Commodities were mixed as the October crude contract dipped $1.62 to US$106.59 a barrel. December gold bullion saw an uptick of $9.20 to US$1,317.80 an ounce. December copper was up two cents at US$3.22 a pound.
Nearly all sectors on the Toronto Stock Exchange closed up with sizable gains, as the info tech sector led the charge with an uptick of 2.56 per cent. Shares in Wi-Lan Inc. (TSX:WIN) were up nearly seven per cent, or 23 cents, to $3.62 after the company and Alcatel Lucent USA Inc. agreed to settle their dispute over several patents and withdraw litigation before U.S. district courts in Florida and Texas.
On the corporate front, Aimia Inc. announced it has reached an agreement with TD Bank Group and the Canadian Imperial Bank of Commerce for its popular Aeroplan loyalty credit card programs. Under the deal, each bank would have the rights to half the portfolio of accounts.
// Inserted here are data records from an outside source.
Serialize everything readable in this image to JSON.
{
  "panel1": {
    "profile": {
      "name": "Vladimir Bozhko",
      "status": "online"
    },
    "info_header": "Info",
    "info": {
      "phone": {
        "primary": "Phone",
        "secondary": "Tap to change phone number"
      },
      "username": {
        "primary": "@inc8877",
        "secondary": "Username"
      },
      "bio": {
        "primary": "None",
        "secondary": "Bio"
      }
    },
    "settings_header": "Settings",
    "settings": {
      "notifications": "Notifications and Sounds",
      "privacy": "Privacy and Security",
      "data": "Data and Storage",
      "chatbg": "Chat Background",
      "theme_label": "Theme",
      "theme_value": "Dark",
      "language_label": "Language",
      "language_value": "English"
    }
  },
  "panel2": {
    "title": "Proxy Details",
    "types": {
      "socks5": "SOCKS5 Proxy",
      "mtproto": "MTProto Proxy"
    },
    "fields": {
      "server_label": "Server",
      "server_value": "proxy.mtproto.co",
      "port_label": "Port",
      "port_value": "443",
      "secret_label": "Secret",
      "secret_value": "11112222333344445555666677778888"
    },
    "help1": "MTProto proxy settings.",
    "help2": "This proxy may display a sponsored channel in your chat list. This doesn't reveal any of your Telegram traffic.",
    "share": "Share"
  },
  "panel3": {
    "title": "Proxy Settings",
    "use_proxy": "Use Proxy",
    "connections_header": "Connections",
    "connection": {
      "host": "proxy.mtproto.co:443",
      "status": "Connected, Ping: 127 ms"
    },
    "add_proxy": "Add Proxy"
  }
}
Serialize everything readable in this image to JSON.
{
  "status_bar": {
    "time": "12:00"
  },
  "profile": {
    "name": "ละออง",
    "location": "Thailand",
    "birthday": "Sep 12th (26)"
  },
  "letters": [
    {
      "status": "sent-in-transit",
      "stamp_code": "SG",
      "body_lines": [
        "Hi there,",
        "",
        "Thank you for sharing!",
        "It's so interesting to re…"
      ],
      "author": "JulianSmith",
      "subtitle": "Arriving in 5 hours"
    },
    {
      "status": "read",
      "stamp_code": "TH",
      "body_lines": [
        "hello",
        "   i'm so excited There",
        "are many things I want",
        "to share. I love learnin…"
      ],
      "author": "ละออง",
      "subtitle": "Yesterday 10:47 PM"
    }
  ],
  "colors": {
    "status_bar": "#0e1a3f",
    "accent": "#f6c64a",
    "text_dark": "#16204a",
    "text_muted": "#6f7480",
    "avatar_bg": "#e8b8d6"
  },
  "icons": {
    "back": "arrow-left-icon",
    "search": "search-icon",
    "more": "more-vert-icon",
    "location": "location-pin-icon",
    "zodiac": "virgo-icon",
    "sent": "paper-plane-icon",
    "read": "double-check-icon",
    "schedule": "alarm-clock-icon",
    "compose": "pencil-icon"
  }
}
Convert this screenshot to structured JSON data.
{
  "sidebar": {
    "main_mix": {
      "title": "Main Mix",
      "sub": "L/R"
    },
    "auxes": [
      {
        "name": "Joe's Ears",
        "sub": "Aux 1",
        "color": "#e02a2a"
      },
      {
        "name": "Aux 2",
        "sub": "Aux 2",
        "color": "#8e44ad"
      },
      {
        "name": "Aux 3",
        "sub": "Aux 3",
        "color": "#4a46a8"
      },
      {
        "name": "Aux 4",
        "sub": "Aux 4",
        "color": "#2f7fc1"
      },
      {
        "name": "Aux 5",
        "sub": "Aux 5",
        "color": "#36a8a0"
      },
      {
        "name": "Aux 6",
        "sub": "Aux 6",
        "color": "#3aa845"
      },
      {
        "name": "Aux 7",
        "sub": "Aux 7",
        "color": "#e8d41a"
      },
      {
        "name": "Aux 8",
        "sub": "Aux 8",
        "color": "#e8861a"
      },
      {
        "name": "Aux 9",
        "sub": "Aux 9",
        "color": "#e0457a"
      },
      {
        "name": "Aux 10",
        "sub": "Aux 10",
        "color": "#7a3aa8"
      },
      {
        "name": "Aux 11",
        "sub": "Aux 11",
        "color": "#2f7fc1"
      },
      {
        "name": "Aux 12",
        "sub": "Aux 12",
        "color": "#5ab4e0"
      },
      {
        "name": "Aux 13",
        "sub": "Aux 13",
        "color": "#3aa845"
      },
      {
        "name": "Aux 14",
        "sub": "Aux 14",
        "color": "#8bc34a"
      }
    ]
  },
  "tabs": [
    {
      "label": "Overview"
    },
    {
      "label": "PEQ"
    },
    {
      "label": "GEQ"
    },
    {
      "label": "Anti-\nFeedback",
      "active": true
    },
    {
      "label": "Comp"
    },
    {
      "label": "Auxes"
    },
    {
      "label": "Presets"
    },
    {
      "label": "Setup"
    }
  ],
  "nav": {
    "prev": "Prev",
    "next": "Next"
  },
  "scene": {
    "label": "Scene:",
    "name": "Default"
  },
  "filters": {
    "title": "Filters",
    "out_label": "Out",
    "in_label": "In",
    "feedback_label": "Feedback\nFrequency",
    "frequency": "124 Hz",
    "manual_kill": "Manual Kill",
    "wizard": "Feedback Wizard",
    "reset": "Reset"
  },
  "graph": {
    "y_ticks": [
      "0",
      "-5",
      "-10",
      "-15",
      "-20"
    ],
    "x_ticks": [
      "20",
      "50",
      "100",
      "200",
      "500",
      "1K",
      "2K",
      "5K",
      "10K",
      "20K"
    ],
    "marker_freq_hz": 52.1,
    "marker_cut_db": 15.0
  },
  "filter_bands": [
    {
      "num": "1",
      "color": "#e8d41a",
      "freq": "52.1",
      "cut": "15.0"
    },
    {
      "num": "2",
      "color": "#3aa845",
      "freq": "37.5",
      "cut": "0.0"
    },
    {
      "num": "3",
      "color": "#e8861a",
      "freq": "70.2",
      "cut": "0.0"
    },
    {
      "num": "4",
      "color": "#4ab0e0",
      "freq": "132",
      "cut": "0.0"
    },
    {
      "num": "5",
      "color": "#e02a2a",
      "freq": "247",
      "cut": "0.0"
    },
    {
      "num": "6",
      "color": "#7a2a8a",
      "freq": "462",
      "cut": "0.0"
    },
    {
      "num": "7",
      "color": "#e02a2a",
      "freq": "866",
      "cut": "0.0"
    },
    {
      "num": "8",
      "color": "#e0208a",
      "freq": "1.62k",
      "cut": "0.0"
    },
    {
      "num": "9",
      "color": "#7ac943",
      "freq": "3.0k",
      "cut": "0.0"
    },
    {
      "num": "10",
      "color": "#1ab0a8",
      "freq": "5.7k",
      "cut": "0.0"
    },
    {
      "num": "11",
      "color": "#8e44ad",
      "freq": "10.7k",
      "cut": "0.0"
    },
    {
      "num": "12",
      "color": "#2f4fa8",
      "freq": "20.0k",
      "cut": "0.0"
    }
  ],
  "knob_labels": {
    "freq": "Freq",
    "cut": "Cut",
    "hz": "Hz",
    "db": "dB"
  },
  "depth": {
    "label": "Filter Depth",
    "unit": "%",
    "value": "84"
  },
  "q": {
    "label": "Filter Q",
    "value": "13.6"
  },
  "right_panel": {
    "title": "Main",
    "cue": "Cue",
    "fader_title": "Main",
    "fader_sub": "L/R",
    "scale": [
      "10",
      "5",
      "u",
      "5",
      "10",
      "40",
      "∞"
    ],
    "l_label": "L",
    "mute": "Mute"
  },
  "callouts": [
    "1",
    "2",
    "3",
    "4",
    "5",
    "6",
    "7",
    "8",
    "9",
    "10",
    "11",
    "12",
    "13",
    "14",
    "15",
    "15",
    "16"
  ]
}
Shares in Aimia (TSX:AIM) gained more than seven per cent, or $1.22, to $17.85. TD (TSX:TD) shares were up 0.97 per cent, or 87 cents, at $90.79, while shares in CIBC (TSX:CM) jumped 0.75 per cent, or 61 cents, to $81.74.
Meanwhile, Bombardier (TSX:BBD.B) flew the first test flight of its CSeries commercial aircraft Monday. The flight sets off a year of testing, leading to delivery of the first aircraft, which seats 110 to 125 passengers and is slated to enter into service in about a year. The heavily anticipated first flight had been delayed three times over nearly nine months. Its share fell 0.6 per cent, or three cents, to $4.96.
Air Canada shares also rose more than four per cent, or 15 cents, to $3.43 after Canada's largest airline announced that the company's stock was being added to the S&P/TSX Composite Index after the close of trading Sept. 20.
In economic news, Statistics Canada said foreign investors resumed purchases of Canadian securities in July, adding $6.1 billion to their holdings. That followed a $15.4-billion divestment in June. Meanwhile, Canadian investment in foreign securities slowed to $900 million and focused on bonds.
South of the border, U.S. factories boosted output 0.7 per cent in August, the best since December, mainly led by auto production.